transport sector. Consequently, it presented a year ago a Communication on this issue together with two
3.7.2003 EN Official Journal of the European Union C 155 E/61

proposals for Directives on the introduction of bio-fuels and on tax reduction to support the introduction
of such fuels. Furthermore, it is working with the stakeholders concerned to find appropriate
implementation strategies, long term as well as intermediate term, to increase the use of alternative fuels
with the aim to reach a share of 20 % by the year 2020.

(1) Final report on the Green Paper ‘Towards a European strategy for the security of energy supply’ COM(2002) 321

(2003/C 155 E/067) WRITTEN QUESTION E-2893/02

by Erik Meijer (GUE/NGL) to the Commission

(14 October 2002)

Subject: Contract awarded to an external company which is having the EU website rebuilt by a
Commission official

1. Is the Commission aware of the report in the Dutch newspaper ‘Algemeen Dagblad’ (AD) of
1 October 2002 that a Commission spokesman who has taken a year’s leave of absence from his post has
been working for the Belgian media agency G-Plus, where other present or former Commission staff are
also employed?

2. Can the Commission confirm that in June 2002 G-Plus was awarded part of the contract to rebuild
the EU website for EUR 23 million?

3. Does the Commission agree with the head of information, Mr Jonathan Faull, who is quoted as
saying that in his opinion there was nothing wrong with the award of this contract because everything had
been done in accordance with the rules and that it would even have been unlawful to award the contract
to a different company on the grounds that members of his staff were employed at G-Plus? What would
the relevant rules be?

4. Can the Commission confirm the statement in the AD that the President of the Commission
personally intervened at the end of September to suspend the contract? On what grounds was it decided at
this point to depart from the approach originally adopted in June?

5. Does the Commission agree that the facts quoted in the newspaper article give the impression of an
unacceptable conflict of interests? How was it possible for this situation to arise?

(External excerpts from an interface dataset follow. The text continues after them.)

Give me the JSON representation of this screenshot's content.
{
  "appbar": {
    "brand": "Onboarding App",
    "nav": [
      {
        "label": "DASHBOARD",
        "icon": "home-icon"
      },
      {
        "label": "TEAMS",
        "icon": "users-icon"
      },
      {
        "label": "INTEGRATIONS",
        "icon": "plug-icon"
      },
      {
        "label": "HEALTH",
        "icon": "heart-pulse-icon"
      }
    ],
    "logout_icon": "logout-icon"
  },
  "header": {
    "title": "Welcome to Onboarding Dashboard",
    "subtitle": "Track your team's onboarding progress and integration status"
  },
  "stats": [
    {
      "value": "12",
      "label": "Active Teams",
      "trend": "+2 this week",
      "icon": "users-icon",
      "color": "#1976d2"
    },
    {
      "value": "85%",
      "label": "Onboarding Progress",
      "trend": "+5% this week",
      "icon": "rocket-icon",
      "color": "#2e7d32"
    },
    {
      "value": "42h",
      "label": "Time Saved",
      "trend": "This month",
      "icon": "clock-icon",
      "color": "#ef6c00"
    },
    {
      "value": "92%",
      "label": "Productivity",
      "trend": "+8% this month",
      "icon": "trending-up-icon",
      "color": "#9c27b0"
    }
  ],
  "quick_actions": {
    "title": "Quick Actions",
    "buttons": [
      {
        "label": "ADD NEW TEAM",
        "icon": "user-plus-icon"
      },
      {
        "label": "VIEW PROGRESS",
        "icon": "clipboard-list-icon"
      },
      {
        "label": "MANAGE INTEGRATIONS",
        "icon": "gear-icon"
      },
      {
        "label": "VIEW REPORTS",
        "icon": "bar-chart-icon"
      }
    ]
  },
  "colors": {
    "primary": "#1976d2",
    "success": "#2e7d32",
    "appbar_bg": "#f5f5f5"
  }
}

6. What measures will the Commission take to terminate this contract definitively? What will it do to
prevent any recurrence?

7. Will the Commission propose a compulsory registration system to make such an unacceptable
conflict of interests impossible, along the lines of that provided for by the General Civil Service Regulations
(ARAR) in the Netherlands?

Answer given by Mr Prodi on behalf of the Commission

(25 November 2002)

The Commission is aware of the report in ‘Algemeen Dagblad’ referred to by the Honourable Member.

On 17 June 2002 the Commission signed a framework contract, for a maximum of five years, for the
provision of various services relating to the maintenance, management and promotion of Europa, the
website of the European Institutions. The contract was awarded to the company ASCII that, as part of the
framework contract, signed nine separate agreements totalling EUR 4 450 000 per annum. One of the
agreements concerned the drafting and updating of documents and some of the tasks to be undertaken
were subcontracted by ASCII to G-Plus for an annual fee of EUR 165 000. This represented slightly less
than 3,6 % of the total annual amount that will be received by ASCII.